Work item:
This exercise calls for every record to be set down exactly.

Records contained in a dataset:
[Start of section]
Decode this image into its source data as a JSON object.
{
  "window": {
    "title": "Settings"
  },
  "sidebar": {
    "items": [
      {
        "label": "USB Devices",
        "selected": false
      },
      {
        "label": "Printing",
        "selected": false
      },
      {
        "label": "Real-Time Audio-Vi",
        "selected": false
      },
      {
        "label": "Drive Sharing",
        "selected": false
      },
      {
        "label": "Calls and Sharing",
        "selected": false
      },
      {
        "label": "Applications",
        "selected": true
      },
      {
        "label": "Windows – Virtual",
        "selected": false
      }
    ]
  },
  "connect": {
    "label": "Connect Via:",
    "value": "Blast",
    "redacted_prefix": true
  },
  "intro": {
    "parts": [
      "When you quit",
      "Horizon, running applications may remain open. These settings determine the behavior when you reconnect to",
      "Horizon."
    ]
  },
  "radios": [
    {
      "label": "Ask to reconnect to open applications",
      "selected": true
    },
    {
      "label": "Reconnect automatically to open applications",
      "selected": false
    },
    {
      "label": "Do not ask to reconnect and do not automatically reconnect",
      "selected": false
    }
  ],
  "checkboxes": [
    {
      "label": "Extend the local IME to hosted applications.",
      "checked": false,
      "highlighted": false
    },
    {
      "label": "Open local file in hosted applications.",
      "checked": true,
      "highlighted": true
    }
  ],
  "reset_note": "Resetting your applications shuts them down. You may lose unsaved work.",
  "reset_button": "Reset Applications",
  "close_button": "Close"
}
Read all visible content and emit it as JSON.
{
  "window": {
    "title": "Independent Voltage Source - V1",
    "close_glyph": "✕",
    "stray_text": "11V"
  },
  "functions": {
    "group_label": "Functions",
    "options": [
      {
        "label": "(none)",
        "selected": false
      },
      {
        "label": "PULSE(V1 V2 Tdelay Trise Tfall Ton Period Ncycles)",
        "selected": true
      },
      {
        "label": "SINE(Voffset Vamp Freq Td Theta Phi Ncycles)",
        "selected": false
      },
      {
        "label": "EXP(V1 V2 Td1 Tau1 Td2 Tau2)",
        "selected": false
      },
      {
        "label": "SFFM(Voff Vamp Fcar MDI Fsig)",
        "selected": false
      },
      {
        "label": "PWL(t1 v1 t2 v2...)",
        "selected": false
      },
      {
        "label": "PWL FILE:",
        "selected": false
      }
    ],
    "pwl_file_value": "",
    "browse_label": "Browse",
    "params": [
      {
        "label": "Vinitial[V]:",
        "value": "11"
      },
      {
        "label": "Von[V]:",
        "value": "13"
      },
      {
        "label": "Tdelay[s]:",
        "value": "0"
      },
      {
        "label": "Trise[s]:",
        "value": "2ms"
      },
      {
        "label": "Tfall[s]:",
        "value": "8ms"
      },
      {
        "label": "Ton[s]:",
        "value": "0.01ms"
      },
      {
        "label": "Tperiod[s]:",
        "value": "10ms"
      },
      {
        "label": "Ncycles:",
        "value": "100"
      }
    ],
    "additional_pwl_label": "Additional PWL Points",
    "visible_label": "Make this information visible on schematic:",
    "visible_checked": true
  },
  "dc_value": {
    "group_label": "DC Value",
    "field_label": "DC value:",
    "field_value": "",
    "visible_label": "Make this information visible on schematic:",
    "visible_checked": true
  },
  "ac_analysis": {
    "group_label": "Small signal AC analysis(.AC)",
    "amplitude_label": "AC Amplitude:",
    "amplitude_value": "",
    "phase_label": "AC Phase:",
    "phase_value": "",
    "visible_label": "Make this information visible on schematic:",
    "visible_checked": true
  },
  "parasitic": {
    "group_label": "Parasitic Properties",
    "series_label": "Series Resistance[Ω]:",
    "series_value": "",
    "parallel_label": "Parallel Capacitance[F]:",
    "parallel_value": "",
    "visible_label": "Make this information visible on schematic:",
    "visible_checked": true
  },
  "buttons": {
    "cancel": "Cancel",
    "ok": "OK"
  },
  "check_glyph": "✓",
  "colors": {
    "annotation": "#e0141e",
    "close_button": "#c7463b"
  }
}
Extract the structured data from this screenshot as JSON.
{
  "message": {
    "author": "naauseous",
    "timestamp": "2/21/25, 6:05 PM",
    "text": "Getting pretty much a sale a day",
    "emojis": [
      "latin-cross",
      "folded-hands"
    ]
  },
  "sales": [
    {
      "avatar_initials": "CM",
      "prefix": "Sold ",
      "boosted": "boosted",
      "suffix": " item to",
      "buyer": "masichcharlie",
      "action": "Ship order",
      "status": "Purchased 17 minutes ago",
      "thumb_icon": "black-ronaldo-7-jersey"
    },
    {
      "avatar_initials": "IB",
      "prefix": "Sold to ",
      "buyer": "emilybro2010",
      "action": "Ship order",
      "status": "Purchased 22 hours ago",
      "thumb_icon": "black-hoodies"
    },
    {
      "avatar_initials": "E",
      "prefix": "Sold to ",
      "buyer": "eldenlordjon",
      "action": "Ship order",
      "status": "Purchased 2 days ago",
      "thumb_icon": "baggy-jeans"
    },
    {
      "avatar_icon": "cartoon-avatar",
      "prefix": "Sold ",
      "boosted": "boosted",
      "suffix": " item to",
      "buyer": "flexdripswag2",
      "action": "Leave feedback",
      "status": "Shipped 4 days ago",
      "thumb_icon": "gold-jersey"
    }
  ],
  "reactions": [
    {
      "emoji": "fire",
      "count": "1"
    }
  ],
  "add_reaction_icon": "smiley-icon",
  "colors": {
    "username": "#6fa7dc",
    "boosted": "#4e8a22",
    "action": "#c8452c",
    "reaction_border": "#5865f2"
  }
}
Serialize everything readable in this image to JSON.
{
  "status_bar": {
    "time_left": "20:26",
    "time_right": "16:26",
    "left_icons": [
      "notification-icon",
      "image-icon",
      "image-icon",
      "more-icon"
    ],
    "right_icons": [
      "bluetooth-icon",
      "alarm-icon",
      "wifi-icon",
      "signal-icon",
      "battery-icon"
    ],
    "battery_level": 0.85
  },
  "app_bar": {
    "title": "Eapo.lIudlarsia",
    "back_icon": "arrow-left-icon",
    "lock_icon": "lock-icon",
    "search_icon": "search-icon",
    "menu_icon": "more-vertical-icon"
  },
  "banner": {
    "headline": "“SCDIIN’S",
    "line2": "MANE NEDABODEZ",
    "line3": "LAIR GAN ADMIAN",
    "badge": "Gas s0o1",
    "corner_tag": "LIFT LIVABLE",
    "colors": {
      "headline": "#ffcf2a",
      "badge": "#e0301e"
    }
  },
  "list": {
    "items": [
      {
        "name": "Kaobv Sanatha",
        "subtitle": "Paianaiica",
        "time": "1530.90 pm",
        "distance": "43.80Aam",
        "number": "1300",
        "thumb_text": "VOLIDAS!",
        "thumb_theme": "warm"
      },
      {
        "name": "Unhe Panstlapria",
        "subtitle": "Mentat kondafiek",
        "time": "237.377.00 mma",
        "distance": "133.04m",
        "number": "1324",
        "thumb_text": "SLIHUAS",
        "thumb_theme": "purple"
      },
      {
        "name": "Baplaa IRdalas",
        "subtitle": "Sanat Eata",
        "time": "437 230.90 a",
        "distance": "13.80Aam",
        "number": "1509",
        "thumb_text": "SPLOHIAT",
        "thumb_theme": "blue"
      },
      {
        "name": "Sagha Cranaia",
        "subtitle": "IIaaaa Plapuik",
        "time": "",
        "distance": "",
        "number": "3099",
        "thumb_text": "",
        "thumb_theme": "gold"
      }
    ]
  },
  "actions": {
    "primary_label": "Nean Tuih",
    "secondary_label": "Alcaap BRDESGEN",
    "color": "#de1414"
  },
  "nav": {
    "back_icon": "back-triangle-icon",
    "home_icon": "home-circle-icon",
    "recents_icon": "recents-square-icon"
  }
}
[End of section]
Result:
Decode this image into its source data as a JSON object.
{
  "window": {
    "title": "Settings"
  },
  "sidebar": {
    "items": [
      {
        "label": "USB Devices",
        "selected": false
      },
      {
        "label": "Printing",
        "selected": false
      },
      {
        "label": "Real-Time Audio-Vi",
        "selected": false
      },
      {
        "label": "Drive Sharing",
        "selected": false
      },
      {
        "label": "Calls and Sharing",
        "selected": false
      },
      {
        "label": "Applications",
        "selected": true
      },
      {
        "label": "Windows – Virtual",
        "selected": false
      }
    ]
  },
  "connect": {
    "label": "Connect Via:",
    "value": "Blast",
    "redacted_prefix": true
  },
  "intro": {
    "parts": [
      "When you quit",
      "Horizon, running applications may remain open. These settings determine the behavior when you reconnect to",
      "Horizon."
    ]
  },
  "radios": [
    {
      "label": "Ask to reconnect to open applications",
      "selected": true
    },
    {
      "label": "Reconnect automatically to open applications",
      "selected": false
    },
    {
      "label": "Do not ask to reconnect and do not automatically reconnect",
      "selected": false
    }
  ],
  "checkboxes": [
    {
      "label": "Extend the local IME to hosted applications.",
      "checked": false,
      "highlighted": false
    },
    {
      "label": "Open local file in hosted applications.",
      "checked": true,
      "highlighted": true
    }
  ],
  "reset_note": "Resetting your applications shuts them down. You may lose unsaved work.",
  "reset_button": "Reset Applications",
  "close_button": "Close"
}
Read all visible content and emit it as JSON.
{
  "window": {
    "title": "Independent Voltage Source - V1",
    "close_glyph": "✕",
    "stray_text": "11V"
  },
  "functions": {
    "group_label": "Functions",
    "options": [
      {
        "label": "(none)",
        "selected": false
      },
      {
        "label": "PULSE(V1 V2 Tdelay Trise Tfall Ton Period Ncycles)",
        "selected": true
      },
      {
        "label": "SINE(Voffset Vamp Freq Td Theta Phi Ncycles)",
        "selected": false
      },
      {
        "label": "EXP(V1 V2 Td1 Tau1 Td2 Tau2)",
        "selected": false
      },
      {
        "label": "SFFM(Voff Vamp Fcar MDI Fsig)",
        "selected": false
      },
      {
        "label": "PWL(t1 v1 t2 v2...)",
        "selected": false
      },
      {
        "label": "PWL FILE:",
        "selected": false
      }
    ],
    "pwl_file_value": "",
    "browse_label": "Browse",
    "params": [
      {
        "label": "Vinitial[V]:",
        "value": "11"
      },
      {
        "label": "Von[V]:",
        "value": "13"
      },
      {
        "label": "Tdelay[s]:",
        "value": "0"
      },
      {
        "label": "Trise[s]:",
        "value": "2ms"
      },
      {
        "label": "Tfall[s]:",
        "value": "8ms"
      },
      {
        "label": "Ton[s]:",
        "value": "0.01ms"
      },
      {
        "label": "Tperiod[s]:",
        "value": "10ms"
      },
      {
        "label": "Ncycles:",
        "value": "100"
      }
    ],
    "additional_pwl_label": "Additional PWL Points",
    "visible_label": "Make this information visible on schematic:",
    "visible_checked": true
  },
  "dc_value": {
    "group_label": "DC Value",
    "field_label": "DC value:",
    "field_value": "",
    "visible_label": "Make this information visible on schematic:",
    "visible_checked": true
  },
  "ac_analysis": {
    "group_label": "Small signal AC analysis(.AC)",
    "amplitude_label": "AC Amplitude:",
    "amplitude_value": "",
    "phase_label": "AC Phase:",
    "phase_value": "",
    "visible_label": "Make this information visible on schematic:",
    "visible_checked": true
  },
  "parasitic": {
    "group_label": "Parasitic Properties",
    "series_label": "Series Resistance[Ω]:",
    "series_value": "",
    "parallel_label": "Parallel Capacitance[F]:",
    "parallel_value": "",
    "visible_label": "Make this information visible on schematic:",
    "visible_checked": true
  },
  "buttons": {
    "cancel": "Cancel",
    "ok": "OK"
  },
  "check_glyph": "✓",
  "colors": {
    "annotation": "#e0141e",
    "close_button": "#c7463b"
  }
}
Extract the structured data from this screenshot as JSON.
{
  "message": {
    "author": "naauseous",
    "timestamp": "2/21/25, 6:05 PM",
    "text": "Getting pretty much a sale a day",
    "emojis": [
      "latin-cross",
      "folded-hands"
    ]
  },
  "sales": [
    {
      "avatar_initials": "CM",
      "prefix": "Sold ",
      "boosted": "boosted",
      "suffix": " item to",
      "buyer": "masichcharlie",
      "action": "Ship order",
      "status": "Purchased 17 minutes ago",
      "thumb_icon": "black-ronaldo-7-jersey"
    },
    {
      "avatar_initials": "IB",
      "prefix": "Sold to ",
      "buyer": "emilybro2010",
      "action": "Ship order",
      "status": "Purchased 22 hours ago",
      "thumb_icon": "black-hoodies"
    },
    {
      "avatar_initials": "E",
      "prefix": "Sold to ",
      "buyer": "eldenlordjon",
      "action": "Ship order",
      "status": "Purchased 2 days ago",
      "thumb_icon": "baggy-jeans"
    },
    {
      "avatar_icon": "cartoon-avatar",
      "prefix": "Sold ",
      "boosted": "boosted",
      "suffix": " item to",
      "buyer": "flexdripswag2",
      "action": "Leave feedback",
      "status": "Shipped 4 days ago",
      "thumb_icon": "gold-jersey"
    }
  ],
  "reactions": [
    {
      "emoji": "fire",
      "count": "1"
    }
  ],
  "add_reaction_icon": "smiley-icon",
  "colors": {
    "username": "#6fa7dc",
    "boosted": "#4e8a22",
    "action": "#c8452c",
    "reaction_border": "#5865f2"
  }
}
Serialize everything readable in this image to JSON.
{
  "status_bar": {
    "time_left": "20:26",
    "time_right": "16:26",
    "left_icons": [
      "notification-icon",
      "image-icon",
      "image-icon",
      "more-icon"
    ],
    "right_icons": [
      "bluetooth-icon",
      "alarm-icon",
      "wifi-icon",
      "signal-icon",
      "battery-icon"
    ],
    "battery_level": 0.85
  },
  "app_bar": {
    "title": "Eapo.lIudlarsia",
    "back_icon": "arrow-left-icon",
    "lock_icon": "lock-icon",
    "search_icon": "search-icon",
    "menu_icon": "more-vertical-icon"
  },
  "banner": {
    "headline": "“SCDIIN’S",
    "line2": "MANE NEDABODEZ",
    "line3": "LAIR GAN ADMIAN",
    "badge": "Gas s0o1",
    "corner_tag": "LIFT LIVABLE",
    "colors": {
      "headline": "#ffcf2a",
      "badge": "#e0301e"
    }
  },
  "list": {
    "items": [
      {
        "name": "Kaobv Sanatha",
        "subtitle": "Paianaiica",
        "time": "1530.90 pm",
        "distance": "43.80Aam",
        "number": "1300",
        "thumb_text": "VOLIDAS!",
        "thumb_theme": "warm"
      },
      {
        "name": "Unhe Panstlapria",
        "subtitle": "Mentat kondafiek",
        "time": "237.377.00 mma",
        "distance": "133.04m",
        "number": "1324",
        "thumb_text": "SLIHUAS",
        "thumb_theme": "purple"
      },
      {
        "name": "Baplaa IRdalas",
        "subtitle": "Sanat Eata",
        "time": "437 230.90 a",
        "distance": "13.80Aam",
        "number": "1509",
        "thumb_text": "SPLOHIAT",
        "thumb_theme": "blue"
      },
      {
        "name": "Sagha Cranaia",
        "subtitle": "IIaaaa Plapuik",
        "time": "",
        "distance": "",
        "number": "3099",
        "thumb_text": "",
        "thumb_theme": "gold"
      }
    ]
  },
  "actions": {
    "primary_label": "Nean Tuih",
    "secondary_label": "Alcaap BRDESGEN",
    "color": "#de1414"
  },
  "nav": {
    "back_icon": "back-triangle-icon",
    "home_icon": "home-circle-icon",
    "recents_icon": "recents-square-icon"
  }
}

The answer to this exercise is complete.